You have three options for using the nidm-api: as a local REST API, a REST API (served to the world on a public server), or as modules (to integrate into your python applications).
Local Machine REST API¶
When you install the module, an executable, “nidm” is placed into your system or local bin (it will tell you the location upon installation). If this bin is added to your path, you can start the server:
Then open your browser to localhost:8088. The index view that you see is a complete list of validated queries, for example:
The available queries must pass through validation to be available (not yet implemented). The queries are organized by their uid, which is just the name of the json file that is found in the nidm-query repo. You can contribute to this repo if you want to make a new query, and tools will be developed for you to generate these data structures in a graphical interface. The “type” variable in the returned json is generated dynamically, and corresponds to the folder name in nidm-query repo. We currently support “results,” “experiment,” and “workflow,” as these are the different kinds of NIDM data structures that are being developed.
The first thing you might want to do is retrieve all the meta data for a single query. This means that we will look at the list in the photo above, and find the uid of one that we like. We can then ask to see a single query:
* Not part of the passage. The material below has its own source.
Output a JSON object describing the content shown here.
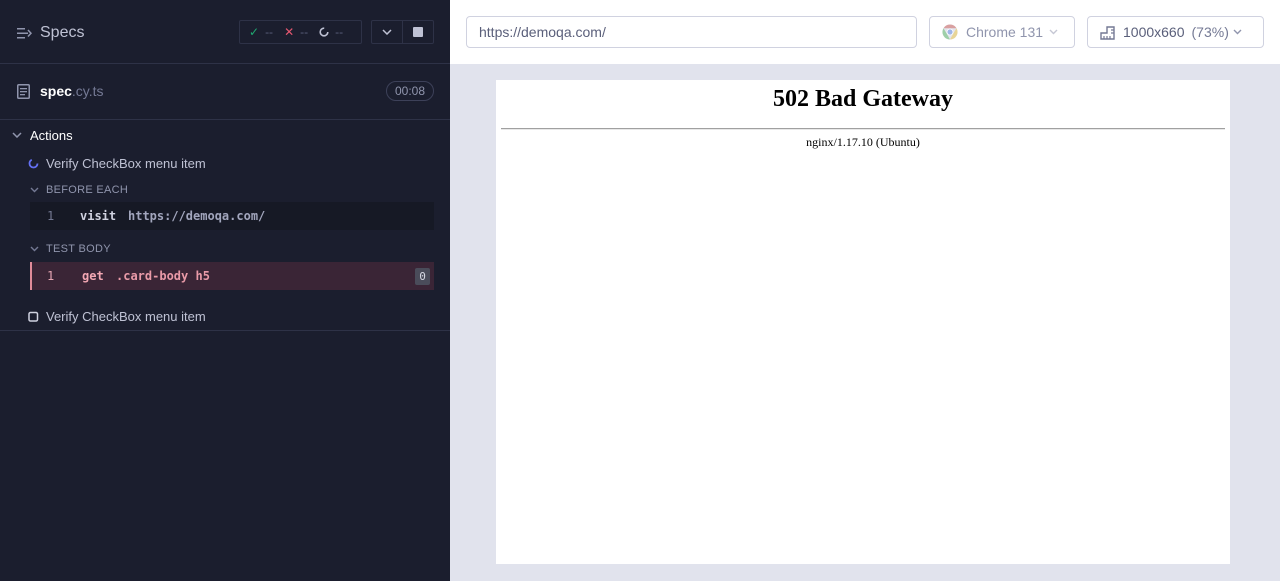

You might then have a turtle file that you want to actually run a query on. For example, if you look in the nidm-api examples directory, we have provided a nidm.ttl file that corresponds to a NIDM-Results folder. We can run the query we just saw above to get coordinates:
The only difference is that we’ve added the “query” to the URL, and specified the ttl file as a variable, indicated by the ”?” at the end of the URL. We will eventually give you more options to customize your query, for now that’s it. When you do the query, your result will be returned again in json:
Note that I gave the REST API a local path on my computer. We can also give it a URL and it will work.
If you screw something up, meaning that the query did not work for any reason (e.g., you gave it a wrong file, improperly formatted file, or the query logic has an error), it will tell you:
Note that the current (tiny) set of queries is currently not being validated, and they need work and contribution.
REST API on Server¶
You can use something like gunicorn to run the flask application on a server, for the world to use. More documentation on how to do this will come, as we currently do not have a server to host this. Please be aware that the debug mode in the Flask application is set to True, and you should `read about <http://flask.pocoo.org/docs/0.10/deploying/ >`_ the proper way to deploy a flask application before doing something that might compromise the security of your server.
Integration into Python¶
An example turtle file is provided in the “example” directory of the repo, and running a query on this file from within python is shown below:
#!/usr/bin/python from nidm.query import get_query_directory, validate_queries, make_lookup, do_query # Get updated queries, validate, and generate a lookup dict: query_dir = get_query_directory() query_json = validate_queries(query_dir) query_dict = make_lookup(query_json,key_field="uid") # Let's use the query to get coordinates qid = "7950f524-90e8-4d54-ad6d-7b22af2e895d" # Here is a ttl file that I want to query, nidm-results ttl_file = "nidm.ttl" result = do_query(ttl_file=ttl_file,query=query_dict[qid]["sparql"]) # The result is a pandas data frame. I can turn it into other things too result = result.to_dict(orient="records")